• [Task objective]: Find how many lines of the following entries contain "this". Reply with the number alone.

[[ Information supplied open ]]

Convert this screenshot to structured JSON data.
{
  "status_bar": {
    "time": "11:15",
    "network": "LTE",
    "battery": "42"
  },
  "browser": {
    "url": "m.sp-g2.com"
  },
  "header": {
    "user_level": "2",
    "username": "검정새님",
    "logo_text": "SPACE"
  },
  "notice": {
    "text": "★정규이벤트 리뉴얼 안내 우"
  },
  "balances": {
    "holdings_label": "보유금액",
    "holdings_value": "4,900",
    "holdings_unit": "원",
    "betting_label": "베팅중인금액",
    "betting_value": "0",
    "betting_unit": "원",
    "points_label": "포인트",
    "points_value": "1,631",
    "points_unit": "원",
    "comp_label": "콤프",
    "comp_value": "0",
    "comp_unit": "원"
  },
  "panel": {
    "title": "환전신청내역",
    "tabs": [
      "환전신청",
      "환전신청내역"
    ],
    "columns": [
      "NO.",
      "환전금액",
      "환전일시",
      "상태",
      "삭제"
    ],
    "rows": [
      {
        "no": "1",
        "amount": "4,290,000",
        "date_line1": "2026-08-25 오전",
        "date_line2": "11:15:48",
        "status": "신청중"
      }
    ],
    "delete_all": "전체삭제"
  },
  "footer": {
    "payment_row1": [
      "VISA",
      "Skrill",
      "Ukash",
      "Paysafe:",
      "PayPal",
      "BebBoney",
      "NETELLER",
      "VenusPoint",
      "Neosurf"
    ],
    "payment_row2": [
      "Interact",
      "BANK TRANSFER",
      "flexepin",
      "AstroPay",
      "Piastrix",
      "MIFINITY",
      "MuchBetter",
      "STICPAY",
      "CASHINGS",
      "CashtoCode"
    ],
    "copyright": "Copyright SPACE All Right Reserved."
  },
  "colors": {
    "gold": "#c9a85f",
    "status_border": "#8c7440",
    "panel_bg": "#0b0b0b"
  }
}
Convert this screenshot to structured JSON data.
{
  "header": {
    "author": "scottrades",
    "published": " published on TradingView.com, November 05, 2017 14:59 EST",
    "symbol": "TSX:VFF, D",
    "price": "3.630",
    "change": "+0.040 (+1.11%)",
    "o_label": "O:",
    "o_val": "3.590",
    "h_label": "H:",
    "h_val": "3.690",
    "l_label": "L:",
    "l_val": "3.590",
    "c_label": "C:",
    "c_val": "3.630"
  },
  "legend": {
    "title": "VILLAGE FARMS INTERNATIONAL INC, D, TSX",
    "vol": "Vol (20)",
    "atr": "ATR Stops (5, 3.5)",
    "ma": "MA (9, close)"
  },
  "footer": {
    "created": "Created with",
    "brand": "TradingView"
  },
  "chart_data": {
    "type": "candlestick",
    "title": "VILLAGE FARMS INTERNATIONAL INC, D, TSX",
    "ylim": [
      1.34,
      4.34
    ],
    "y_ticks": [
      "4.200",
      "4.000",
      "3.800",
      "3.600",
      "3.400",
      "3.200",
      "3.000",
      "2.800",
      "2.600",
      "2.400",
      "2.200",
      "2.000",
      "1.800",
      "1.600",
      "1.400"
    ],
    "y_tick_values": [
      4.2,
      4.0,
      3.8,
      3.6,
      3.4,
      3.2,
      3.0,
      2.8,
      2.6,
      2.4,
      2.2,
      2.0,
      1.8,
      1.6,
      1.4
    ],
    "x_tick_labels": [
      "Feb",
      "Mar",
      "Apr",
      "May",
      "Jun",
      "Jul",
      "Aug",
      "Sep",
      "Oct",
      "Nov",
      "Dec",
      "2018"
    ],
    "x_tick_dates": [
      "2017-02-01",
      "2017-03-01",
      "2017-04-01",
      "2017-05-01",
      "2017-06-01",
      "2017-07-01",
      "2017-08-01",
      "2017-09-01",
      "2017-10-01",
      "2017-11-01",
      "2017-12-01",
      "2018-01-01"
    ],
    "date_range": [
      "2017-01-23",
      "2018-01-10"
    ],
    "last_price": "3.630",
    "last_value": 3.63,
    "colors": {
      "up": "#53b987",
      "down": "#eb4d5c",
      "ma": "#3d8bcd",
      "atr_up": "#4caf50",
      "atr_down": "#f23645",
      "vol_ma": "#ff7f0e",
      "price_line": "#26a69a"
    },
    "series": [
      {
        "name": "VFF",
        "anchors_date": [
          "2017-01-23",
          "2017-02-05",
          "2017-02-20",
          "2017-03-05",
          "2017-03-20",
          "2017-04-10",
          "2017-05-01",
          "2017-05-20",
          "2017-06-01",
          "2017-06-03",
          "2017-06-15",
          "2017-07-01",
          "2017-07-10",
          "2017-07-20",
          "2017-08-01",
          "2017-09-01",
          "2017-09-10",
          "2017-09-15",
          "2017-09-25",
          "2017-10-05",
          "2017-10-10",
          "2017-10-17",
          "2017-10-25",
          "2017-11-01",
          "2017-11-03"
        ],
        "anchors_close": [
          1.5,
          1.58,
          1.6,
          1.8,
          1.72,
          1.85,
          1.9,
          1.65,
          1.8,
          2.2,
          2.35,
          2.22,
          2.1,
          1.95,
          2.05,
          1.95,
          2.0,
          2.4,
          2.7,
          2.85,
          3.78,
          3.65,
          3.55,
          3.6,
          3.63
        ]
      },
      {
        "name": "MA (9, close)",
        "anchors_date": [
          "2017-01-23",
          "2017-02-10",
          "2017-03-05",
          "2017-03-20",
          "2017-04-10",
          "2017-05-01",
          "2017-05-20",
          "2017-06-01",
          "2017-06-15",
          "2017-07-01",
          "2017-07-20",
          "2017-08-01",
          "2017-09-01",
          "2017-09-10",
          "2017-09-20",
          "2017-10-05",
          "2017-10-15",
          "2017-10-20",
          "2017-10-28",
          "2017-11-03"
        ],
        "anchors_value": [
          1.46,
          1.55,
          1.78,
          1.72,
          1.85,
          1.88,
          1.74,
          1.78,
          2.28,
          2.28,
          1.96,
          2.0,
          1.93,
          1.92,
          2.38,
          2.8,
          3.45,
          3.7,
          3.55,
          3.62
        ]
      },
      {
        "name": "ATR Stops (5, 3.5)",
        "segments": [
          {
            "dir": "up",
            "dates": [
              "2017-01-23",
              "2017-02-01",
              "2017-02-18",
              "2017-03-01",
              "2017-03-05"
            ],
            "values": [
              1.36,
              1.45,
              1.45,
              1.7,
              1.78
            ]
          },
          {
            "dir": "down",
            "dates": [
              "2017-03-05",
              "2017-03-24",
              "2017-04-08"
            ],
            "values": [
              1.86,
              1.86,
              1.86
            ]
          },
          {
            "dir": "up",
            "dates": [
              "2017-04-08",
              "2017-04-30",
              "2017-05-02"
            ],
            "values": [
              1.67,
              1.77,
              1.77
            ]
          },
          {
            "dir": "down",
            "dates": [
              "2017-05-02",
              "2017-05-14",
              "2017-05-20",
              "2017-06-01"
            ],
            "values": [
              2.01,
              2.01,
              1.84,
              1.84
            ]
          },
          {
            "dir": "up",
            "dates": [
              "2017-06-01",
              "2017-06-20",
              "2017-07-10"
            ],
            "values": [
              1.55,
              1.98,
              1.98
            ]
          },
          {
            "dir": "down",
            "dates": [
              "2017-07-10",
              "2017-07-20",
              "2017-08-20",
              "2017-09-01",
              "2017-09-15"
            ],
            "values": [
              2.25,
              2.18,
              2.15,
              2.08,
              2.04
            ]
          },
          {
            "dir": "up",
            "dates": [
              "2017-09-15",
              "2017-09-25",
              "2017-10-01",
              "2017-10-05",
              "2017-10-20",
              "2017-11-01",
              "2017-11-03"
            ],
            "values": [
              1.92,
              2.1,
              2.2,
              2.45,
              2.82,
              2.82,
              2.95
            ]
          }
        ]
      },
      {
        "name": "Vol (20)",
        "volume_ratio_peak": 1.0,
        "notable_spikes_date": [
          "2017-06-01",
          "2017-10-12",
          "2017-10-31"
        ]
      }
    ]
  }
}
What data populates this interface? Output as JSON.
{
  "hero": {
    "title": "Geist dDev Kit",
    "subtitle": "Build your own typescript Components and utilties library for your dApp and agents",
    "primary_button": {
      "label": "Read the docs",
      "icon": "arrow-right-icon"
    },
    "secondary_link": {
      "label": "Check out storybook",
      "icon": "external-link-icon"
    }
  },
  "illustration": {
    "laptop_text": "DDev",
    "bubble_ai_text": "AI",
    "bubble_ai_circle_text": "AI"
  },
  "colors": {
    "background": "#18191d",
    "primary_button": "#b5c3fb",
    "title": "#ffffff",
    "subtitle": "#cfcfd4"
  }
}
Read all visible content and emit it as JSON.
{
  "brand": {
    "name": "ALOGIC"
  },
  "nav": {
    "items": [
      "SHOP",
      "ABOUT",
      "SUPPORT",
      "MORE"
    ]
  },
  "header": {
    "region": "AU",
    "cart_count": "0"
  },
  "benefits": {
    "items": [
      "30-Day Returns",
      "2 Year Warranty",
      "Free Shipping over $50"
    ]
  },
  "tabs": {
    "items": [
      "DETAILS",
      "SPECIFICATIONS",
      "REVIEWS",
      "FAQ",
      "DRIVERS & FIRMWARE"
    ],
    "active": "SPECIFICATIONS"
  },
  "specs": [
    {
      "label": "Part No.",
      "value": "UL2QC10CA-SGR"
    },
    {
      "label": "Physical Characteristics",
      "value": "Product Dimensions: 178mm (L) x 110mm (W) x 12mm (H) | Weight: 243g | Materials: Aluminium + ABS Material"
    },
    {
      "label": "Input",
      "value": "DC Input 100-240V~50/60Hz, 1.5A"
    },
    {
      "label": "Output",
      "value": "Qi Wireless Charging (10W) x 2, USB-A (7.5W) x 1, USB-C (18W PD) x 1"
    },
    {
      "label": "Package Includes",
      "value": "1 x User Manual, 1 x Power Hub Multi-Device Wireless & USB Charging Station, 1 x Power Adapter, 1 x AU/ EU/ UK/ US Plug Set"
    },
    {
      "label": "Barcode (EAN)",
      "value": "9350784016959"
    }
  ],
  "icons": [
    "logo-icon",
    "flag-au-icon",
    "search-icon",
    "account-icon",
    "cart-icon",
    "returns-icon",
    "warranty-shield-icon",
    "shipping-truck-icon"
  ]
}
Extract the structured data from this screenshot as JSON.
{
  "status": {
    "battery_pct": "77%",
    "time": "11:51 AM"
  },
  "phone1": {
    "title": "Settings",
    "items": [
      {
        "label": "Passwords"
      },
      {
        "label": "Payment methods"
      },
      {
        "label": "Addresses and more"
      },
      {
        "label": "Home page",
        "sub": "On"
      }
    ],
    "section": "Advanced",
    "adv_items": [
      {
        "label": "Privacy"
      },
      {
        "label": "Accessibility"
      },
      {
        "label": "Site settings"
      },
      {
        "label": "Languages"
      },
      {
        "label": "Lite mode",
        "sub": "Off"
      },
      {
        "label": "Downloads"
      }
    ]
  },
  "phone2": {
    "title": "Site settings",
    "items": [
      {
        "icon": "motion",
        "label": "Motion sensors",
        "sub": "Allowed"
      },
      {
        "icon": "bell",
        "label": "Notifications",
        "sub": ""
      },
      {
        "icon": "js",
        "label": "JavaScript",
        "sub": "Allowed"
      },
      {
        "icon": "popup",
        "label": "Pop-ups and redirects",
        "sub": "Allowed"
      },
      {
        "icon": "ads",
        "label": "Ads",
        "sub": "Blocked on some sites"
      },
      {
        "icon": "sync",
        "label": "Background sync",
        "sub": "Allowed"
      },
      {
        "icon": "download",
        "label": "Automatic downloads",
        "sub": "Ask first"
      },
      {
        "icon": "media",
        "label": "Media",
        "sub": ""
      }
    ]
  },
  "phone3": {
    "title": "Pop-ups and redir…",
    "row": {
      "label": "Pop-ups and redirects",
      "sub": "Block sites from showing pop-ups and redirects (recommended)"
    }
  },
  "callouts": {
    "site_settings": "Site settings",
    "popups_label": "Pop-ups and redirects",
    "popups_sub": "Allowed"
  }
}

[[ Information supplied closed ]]

• [Completed task]: 4